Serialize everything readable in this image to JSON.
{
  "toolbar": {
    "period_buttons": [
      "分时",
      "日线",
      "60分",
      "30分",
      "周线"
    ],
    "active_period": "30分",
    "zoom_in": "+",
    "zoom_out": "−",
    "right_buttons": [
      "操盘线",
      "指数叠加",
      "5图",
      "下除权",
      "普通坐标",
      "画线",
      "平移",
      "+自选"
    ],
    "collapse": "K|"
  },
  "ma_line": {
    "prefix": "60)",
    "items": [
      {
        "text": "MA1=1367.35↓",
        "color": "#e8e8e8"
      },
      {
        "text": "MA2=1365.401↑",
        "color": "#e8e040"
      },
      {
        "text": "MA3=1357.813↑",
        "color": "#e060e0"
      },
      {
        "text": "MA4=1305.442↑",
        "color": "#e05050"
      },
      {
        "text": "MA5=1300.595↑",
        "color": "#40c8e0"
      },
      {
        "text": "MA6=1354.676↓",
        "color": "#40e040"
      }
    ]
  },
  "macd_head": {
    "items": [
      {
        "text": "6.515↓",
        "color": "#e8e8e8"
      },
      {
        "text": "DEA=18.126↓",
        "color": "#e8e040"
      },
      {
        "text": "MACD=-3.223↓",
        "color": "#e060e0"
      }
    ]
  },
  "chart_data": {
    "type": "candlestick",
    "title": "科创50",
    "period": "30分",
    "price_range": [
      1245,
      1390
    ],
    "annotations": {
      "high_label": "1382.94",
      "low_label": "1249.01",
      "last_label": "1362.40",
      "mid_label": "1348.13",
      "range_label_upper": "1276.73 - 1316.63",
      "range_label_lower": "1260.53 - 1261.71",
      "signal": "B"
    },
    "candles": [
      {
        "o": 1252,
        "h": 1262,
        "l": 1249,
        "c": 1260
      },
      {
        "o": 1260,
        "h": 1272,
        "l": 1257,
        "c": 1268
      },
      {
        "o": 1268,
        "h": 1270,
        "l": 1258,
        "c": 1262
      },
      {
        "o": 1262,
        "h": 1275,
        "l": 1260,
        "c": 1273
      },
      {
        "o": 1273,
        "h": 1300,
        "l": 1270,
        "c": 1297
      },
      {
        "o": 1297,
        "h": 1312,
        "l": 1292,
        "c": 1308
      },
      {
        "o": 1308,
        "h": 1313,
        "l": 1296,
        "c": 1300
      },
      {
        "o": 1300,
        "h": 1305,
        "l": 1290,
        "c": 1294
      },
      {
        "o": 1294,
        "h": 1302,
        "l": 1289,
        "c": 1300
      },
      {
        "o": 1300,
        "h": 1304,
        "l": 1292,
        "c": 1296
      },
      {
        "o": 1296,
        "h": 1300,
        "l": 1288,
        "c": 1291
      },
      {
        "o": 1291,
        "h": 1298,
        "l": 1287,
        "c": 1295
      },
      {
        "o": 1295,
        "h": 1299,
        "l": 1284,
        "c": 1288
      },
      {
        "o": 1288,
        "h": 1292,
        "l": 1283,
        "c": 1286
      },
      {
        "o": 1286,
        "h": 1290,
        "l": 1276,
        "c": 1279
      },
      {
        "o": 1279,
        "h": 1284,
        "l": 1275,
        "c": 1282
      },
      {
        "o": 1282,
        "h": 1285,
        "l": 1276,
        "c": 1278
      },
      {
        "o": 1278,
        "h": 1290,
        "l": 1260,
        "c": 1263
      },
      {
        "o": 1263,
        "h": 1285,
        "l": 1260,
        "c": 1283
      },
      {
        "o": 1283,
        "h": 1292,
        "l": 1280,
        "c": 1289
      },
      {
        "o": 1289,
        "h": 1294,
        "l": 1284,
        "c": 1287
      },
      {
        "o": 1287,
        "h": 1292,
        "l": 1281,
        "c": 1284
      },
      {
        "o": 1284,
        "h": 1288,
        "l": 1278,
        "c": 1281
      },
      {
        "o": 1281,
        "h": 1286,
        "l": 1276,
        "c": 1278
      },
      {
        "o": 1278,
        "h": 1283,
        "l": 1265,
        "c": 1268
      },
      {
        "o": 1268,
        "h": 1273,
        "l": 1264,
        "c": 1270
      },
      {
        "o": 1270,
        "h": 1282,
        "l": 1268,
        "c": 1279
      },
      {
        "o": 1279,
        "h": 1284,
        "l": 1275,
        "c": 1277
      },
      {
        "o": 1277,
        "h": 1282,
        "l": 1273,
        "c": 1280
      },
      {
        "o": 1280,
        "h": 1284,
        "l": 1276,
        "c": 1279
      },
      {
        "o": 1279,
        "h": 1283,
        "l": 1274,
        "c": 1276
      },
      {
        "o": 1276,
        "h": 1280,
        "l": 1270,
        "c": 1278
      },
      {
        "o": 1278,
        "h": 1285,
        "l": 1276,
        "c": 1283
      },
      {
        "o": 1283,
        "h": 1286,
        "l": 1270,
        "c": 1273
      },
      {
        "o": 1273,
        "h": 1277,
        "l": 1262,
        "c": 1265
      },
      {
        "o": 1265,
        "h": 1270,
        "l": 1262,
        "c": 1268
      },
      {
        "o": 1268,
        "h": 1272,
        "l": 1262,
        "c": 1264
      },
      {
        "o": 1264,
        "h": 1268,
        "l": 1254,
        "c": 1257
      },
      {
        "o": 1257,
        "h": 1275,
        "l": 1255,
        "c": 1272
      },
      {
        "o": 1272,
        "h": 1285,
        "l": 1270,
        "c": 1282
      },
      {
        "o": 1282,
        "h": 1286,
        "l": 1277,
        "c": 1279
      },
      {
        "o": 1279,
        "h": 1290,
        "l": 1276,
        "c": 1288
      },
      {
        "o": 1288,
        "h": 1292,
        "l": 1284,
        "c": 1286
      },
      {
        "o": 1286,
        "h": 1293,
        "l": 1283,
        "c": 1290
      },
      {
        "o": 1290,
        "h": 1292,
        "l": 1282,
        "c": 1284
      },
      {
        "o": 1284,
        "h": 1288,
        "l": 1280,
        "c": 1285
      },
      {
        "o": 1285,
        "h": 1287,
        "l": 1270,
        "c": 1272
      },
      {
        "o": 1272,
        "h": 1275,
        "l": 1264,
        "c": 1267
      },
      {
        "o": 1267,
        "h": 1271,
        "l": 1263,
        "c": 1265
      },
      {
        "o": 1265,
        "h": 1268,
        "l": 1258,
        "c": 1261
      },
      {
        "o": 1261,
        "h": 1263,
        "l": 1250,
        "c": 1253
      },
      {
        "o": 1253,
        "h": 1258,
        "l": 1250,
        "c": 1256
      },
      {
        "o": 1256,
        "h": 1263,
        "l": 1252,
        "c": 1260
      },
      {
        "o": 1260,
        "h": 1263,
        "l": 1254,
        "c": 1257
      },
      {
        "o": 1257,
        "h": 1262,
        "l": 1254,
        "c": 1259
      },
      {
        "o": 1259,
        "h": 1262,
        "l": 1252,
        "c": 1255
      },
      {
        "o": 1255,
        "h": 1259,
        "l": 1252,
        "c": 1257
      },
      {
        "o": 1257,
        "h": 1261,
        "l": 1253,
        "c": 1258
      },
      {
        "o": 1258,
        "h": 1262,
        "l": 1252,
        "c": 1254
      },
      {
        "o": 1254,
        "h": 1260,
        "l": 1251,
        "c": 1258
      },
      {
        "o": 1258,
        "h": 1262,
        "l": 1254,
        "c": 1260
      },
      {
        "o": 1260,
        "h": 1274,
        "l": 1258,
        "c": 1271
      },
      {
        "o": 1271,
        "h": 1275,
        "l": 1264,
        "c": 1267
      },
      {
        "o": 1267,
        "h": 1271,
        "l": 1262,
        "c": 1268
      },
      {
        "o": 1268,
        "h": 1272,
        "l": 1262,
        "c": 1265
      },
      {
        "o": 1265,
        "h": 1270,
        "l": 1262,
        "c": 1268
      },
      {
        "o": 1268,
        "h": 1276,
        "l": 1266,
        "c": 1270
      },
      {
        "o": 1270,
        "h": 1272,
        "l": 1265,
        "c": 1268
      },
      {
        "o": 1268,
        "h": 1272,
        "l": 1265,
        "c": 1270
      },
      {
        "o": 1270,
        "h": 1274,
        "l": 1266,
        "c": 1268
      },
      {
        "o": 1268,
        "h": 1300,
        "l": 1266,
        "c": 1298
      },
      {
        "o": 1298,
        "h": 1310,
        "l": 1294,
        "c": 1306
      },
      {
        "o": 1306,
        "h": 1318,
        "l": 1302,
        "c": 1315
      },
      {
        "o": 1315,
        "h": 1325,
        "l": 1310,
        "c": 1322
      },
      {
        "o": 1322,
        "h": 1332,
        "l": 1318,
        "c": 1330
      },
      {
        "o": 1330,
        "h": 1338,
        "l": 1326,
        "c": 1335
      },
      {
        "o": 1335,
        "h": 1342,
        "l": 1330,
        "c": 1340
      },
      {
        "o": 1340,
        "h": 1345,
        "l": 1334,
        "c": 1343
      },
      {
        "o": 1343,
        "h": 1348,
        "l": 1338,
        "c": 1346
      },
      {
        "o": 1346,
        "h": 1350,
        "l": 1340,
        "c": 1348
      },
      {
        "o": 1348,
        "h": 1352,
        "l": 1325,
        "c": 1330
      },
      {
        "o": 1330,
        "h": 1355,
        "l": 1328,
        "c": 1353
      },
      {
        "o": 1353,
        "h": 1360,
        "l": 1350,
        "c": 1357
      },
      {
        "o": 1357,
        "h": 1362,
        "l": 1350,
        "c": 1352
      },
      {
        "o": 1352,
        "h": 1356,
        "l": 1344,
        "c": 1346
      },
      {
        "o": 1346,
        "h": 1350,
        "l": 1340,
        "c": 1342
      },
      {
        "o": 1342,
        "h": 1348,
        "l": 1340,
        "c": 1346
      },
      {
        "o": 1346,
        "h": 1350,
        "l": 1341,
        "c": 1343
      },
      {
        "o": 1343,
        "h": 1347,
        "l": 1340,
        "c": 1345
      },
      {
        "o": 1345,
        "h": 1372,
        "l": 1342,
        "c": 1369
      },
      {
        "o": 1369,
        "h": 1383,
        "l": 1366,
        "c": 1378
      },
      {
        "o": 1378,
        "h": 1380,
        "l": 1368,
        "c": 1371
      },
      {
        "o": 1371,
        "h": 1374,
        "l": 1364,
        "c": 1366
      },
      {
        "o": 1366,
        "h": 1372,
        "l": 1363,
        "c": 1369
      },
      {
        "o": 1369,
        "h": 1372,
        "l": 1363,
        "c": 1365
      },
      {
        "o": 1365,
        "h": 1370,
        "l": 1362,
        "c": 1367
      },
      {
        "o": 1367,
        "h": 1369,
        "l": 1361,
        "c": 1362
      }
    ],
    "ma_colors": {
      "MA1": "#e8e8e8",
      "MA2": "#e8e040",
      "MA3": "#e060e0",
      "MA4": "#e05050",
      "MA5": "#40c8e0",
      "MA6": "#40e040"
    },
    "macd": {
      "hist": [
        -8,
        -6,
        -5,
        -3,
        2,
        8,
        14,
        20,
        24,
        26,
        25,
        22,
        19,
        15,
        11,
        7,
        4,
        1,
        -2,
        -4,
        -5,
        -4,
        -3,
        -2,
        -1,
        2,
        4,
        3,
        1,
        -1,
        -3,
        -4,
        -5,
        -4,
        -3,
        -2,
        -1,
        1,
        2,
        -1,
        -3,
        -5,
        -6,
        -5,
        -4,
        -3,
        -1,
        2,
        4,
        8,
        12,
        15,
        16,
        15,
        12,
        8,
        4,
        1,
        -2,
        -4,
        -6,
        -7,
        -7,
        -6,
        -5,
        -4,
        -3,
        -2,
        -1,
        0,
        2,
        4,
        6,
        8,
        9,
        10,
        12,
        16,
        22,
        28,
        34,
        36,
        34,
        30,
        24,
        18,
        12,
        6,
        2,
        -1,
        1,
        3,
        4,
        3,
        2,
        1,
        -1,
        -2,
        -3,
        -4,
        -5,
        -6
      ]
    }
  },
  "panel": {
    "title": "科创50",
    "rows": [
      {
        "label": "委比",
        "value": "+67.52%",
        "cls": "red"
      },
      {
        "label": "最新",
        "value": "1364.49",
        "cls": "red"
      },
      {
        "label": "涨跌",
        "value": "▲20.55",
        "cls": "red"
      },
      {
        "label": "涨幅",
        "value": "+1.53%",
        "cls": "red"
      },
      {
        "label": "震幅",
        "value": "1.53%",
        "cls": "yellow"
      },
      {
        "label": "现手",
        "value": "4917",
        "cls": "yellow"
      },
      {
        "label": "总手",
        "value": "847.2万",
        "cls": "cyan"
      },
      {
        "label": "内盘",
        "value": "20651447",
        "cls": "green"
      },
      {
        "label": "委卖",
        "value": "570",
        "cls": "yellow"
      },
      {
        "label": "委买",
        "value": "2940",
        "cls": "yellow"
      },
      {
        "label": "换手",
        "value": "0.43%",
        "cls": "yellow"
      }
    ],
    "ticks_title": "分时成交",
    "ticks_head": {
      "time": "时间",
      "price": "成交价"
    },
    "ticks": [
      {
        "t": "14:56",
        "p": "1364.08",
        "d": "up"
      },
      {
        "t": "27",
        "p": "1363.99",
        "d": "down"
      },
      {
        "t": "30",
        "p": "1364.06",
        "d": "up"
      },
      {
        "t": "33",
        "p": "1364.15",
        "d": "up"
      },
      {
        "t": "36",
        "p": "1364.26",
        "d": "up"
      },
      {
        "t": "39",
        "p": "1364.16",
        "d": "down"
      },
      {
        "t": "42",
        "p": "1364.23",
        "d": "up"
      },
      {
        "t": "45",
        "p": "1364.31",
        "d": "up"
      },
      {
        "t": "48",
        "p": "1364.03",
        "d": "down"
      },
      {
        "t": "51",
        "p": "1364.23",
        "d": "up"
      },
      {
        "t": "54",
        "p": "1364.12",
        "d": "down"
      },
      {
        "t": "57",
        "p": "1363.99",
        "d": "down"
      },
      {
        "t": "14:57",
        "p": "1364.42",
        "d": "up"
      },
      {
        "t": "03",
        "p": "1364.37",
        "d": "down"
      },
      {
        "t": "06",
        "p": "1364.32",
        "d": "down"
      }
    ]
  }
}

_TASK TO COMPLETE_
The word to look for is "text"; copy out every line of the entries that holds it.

_RESPONSE BOX_
        "text": "MA1=1367.35↓",
        "text": "MA2=1365.401↑",
        "text": "MA3=1357.813↑",
        "text": "MA4=1305.442↑",
        "text": "MA5=1300.595↑",
        "text": "MA6=1354.676↓",
        "text": "6.515↓",
        "text": "DEA=18.126↓",
        "text": "MACD=-3.223↓",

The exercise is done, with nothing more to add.